Replies to the three parts of the question are as follows:
(a) The extant Buildings Ordinance does not require private buildings in Hong Kong to possess seismic-resistant designs. However, as early as from the 1930s, buildings in Hong Kong had to be designed to withstand wind gusts of 130 km per hour. In the 1950s, this wind-resistance requirement was enhanced to the ability to withstand wind gusts of 250 km per hour. Wind-resistant designs help strengthen building structures and thus make such buildings possess a high load-resisting capacity. Even if an earthquake of MMS Intensity VII occurs, such buildings will still be safe and suffer no serious damage.
(b) As required by the Buildings Department since December last year, all new concrete buildings have to comply with the "Code of Practise for Structural Use of Concrete 2004". Apart from setting out requirements which improve the design of concrete structures, the Code of Practise also provides guidelines for enhancing the structural behaviour of buildings at beam-column joints. Although these guidelines are not specifically provided for the seismic resisting design of concrete buildings, they could enhance the seismic resisting capability of such buildings.
(c) As Hong Kong is not geographically situated within active seismic belts, the possibility of having serious earthquakes in the territory is relatively low. This being the case, the relevant legislation and codes of practise in Hong Kong do not specifically require that underground pipes should be seismic resistant. Nevertheless, local public underground pipes, including feed pipes, drain pipes, gas pipes, etc., are designed for Hong Kong's environment in accordance with widely recognised international standards. Gas distribution pipelines are strong enough to withstand vibrations caused by heavy vehicles and soil settlement and can therefore withstand tremors to some extent.
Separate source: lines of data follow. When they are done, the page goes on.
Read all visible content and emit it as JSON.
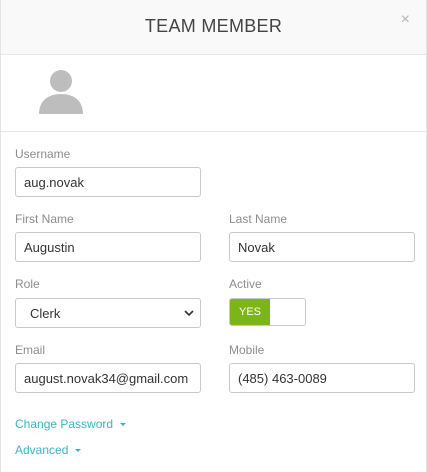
{
  "header": {
    "title": "TEAM MEMBER",
    "close_glyph": "×"
  },
  "avatar": {
    "icon": "user-avatar-icon"
  },
  "form": {
    "username": {
      "label": "Username",
      "value": "aug.novak"
    },
    "first_name": {
      "label": "First Name",
      "value": "Augustin"
    },
    "last_name": {
      "label": "Last Name",
      "value": "Novak"
    },
    "role": {
      "label": "Role",
      "value": "Clerk"
    },
    "active": {
      "label": "Active",
      "state_label": "YES",
      "on": true,
      "color": "#7cb518"
    },
    "email": {
      "label": "Email",
      "value": "august.novak34@gmail.com"
    },
    "mobile": {
      "label": "Mobile",
      "value": "(485) 463-0089"
    }
  },
  "links": {
    "change_password": "Change Password",
    "advanced": "Advanced",
    "color": "#3bb4c1"
  }
}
Regarding contingency measures for gas leakages, Towngas continuously monitors the gas distribution network through an electronic monitoring and data reception system. In case of gas leakages caused by damaged gas pipes and drastic plunges in gas pressure of the distribution network, the system will send out alarm signals. Personnel in the control room will duly turn off the shut-off valve of the main gas supply pipeline by remote control to prevent further gas leakages. Regarding liquefied petroleum gas (LPG) distribution pipelines, there are also proper safety devices and shut-off valves to prevent massive gas leakages.
In the event of emergencies, the gas supply companies will take contingency measures according to the established emergency procedures. They will also closely liaise with the Electrical and Mechanical Services Department and other government departments to tackle the incidents. In case of the occurrence of any serious incidents including earthquakes in Hong Kong, the Security Bureau will, according to the circumstances, promptly initiate the established contingency measures. It will also coordinate the command and control centres of the emergency services and support departments to carry out rescue, recovery and restoration work.
Under the existing registration system, each Registered Gas Installer and persons who are competent to manage LPG stores are required to receive training on the use of gas detectors and master the necessary skills. Hence, they will be able to locate leakage in gas leak incidents and take contingency measures promptly.
Ends/Wednesday, February 28, 2007
Issued at HKT 13:03